The East African Community has developed new import tax changes to improve production in the region.
Kenya, Burundi, Rwanda, Tanzania and Uganda have now adopted a Common External Tariff that took effect on July 1 after being approved in a pre-budget consultations by respective Finance ministers on May 13.
“The duty remission measures adopted by the EAC partner states will ensure that local manufacturers can import raw materials and inputs which are not available in the region at a lower rate,” East African Business Council executive director Peter Mathuki said in a statement.
This seeks to safeguard manufacturers of a certain products against similar cheap imports.
Some of the targeted products include textile (garments) and textile products; leather (shoes) and leather products, edible oil; tiles, processed tea, coffee and cocoa, meat and meat products and steel articles, iron and metal products.

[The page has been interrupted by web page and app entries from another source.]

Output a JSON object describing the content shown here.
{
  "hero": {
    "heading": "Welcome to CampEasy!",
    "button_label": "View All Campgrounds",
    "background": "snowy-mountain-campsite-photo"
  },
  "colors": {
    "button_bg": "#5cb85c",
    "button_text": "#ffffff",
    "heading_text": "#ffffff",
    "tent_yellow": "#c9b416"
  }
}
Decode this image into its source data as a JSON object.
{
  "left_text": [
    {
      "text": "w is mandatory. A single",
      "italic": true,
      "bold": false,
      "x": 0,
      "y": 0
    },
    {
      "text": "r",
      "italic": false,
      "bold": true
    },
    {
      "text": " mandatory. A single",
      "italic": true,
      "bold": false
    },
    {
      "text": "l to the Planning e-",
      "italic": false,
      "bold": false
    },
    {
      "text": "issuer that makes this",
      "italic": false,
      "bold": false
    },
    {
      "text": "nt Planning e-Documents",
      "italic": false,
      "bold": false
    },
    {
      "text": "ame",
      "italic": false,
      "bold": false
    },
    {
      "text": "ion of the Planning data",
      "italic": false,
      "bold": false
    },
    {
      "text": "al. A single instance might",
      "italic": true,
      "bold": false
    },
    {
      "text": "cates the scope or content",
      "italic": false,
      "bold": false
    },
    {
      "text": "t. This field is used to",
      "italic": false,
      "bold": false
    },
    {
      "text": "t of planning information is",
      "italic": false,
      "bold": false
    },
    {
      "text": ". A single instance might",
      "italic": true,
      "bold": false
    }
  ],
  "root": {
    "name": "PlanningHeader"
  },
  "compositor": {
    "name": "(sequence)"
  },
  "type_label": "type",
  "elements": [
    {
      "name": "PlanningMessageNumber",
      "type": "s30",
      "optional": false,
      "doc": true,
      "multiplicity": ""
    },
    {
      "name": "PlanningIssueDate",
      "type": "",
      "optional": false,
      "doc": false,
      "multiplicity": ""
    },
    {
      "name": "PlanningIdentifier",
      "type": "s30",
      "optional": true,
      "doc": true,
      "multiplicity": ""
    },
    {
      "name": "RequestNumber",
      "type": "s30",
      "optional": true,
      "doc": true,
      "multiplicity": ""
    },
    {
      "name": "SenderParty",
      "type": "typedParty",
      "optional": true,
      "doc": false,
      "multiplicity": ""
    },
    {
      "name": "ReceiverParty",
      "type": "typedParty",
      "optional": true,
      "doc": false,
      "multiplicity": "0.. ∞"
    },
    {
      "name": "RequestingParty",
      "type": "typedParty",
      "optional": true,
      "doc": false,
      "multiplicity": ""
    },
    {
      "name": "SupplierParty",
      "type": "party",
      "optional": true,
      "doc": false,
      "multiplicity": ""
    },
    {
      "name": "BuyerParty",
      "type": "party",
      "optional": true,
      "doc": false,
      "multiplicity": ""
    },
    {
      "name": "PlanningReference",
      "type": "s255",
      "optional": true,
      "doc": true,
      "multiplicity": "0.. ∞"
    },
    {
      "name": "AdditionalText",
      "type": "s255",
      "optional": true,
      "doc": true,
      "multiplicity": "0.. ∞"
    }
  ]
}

Applying a lower duty rate is informed by the fact that the region has no sufficient capacity to produce particular products, hence the need to protect East Africans against a higher import duty.
The CET is currently structured under three bands of 25 per cent for finished goods, 10 per cent for intermediate goods and zero per cent for raw materials and capital goods.
There are products under the list that attract rates above the maximum rate of 25 per cent, ranging from 35 per cent to 100 per cent.
Kenya will now maintain application of the EAC CET at rate of 25 per cent and apply a duty rate of 25 per cent on margarine; edible mixtures, for one year. It has also assigned apparel and clothing accessories, knitted or crocheted and articles of apparel and clothing accessories, not knitted or crocheted, as sensitive for Kenya for one year and will apply a duty rate of 35 per cent.
The duty remission measures are specific for the gazetted manufacturers who applied for the importation of a specific amount of input, product at the reduced import duty rate.
The stays of application measures instituted on final products are reported in two scenarios.
One, where EAC states agreed to stay application of the CET rate and apply a higher duty rate for the imported products. And two, where the partner states agreed to stay the CET application rate and apply a lower duty rate for imported products.
The decisions to stay application of the CET rate and apply a higher duty rate are aiming at stimulating local production by safeguarding manufacturing of that particular product against similar cheap imports.